## Supplied material
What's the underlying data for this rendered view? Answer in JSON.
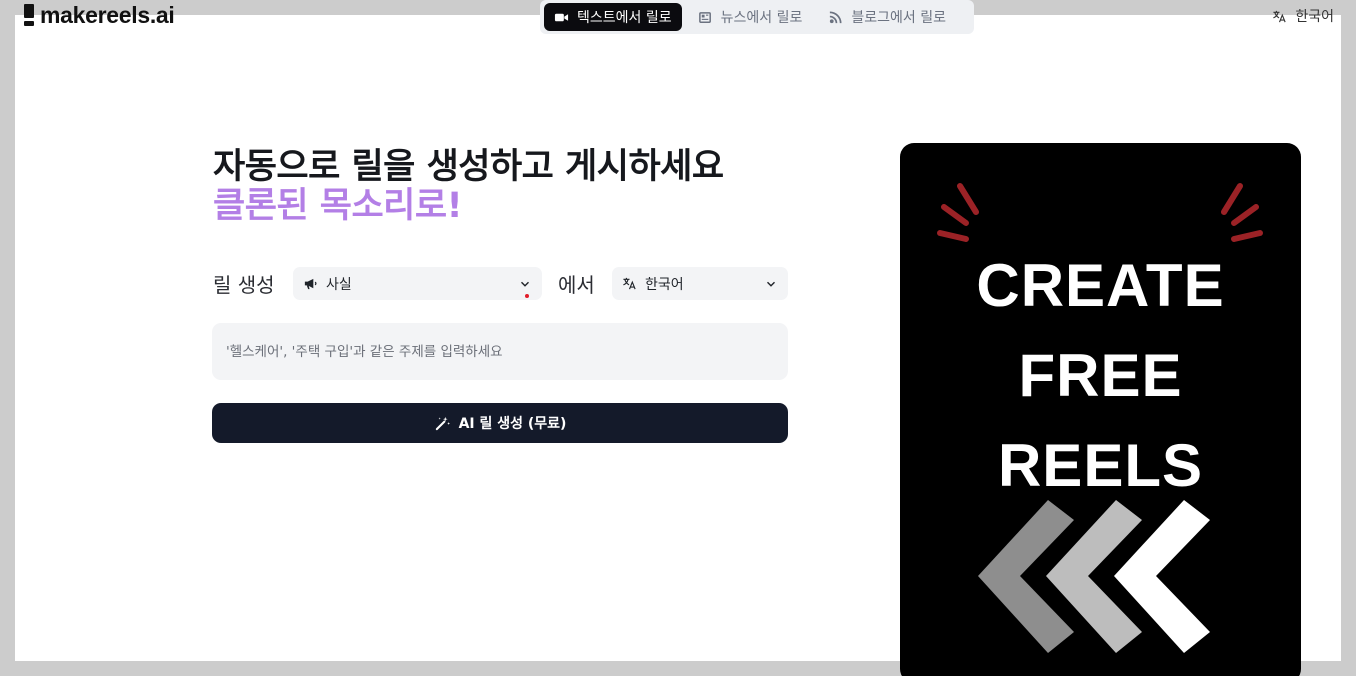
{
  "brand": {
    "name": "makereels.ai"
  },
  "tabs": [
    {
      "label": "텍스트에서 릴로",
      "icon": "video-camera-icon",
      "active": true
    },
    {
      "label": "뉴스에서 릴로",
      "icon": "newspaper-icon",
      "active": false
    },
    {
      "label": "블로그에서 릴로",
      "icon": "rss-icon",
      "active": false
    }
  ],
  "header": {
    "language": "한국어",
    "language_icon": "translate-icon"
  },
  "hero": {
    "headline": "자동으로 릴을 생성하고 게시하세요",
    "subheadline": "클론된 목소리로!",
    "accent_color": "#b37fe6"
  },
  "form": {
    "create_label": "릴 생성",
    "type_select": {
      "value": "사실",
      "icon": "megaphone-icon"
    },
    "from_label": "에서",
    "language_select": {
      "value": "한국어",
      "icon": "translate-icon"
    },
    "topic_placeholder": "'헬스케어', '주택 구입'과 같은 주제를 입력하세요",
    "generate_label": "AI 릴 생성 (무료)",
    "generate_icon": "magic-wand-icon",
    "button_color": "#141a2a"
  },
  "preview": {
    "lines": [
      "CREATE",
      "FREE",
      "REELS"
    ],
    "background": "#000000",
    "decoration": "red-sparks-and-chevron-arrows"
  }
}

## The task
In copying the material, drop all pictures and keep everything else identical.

## Result of this task
What's the underlying data for this rendered view? Answer in JSON.
{
  "brand": {
    "name": "makereels.ai"
  },
  "tabs": [
    {
      "label": "텍스트에서 릴로",
      "icon": "video-camera-icon",
      "active": true
    },
    {
      "label": "뉴스에서 릴로",
      "icon": "newspaper-icon",
      "active": false
    },
    {
      "label": "블로그에서 릴로",
      "icon": "rss-icon",
      "active": false
    }
  ],
  "header": {
    "language": "한국어",
    "language_icon": "translate-icon"
  },
  "hero": {
    "headline": "자동으로 릴을 생성하고 게시하세요",
    "subheadline": "클론된 목소리로!",
    "accent_color": "#b37fe6"
  },
  "form": {
    "create_label": "릴 생성",
    "type_select": {
      "value": "사실",
      "icon": "megaphone-icon"
    },
    "from_label": "에서",
    "language_select": {
      "value": "한국어",
      "icon": "translate-icon"
    },
    "topic_placeholder": "'헬스케어', '주택 구입'과 같은 주제를 입력하세요",
    "generate_label": "AI 릴 생성 (무료)",
    "generate_icon": "magic-wand-icon",
    "button_color": "#141a2a"
  },
  "preview": {
    "lines": [
      "CREATE",
      "FREE",
      "REELS"
    ],
    "background": "#000000",
    "decoration": "red-sparks-and-chevron-arrows"
  }
}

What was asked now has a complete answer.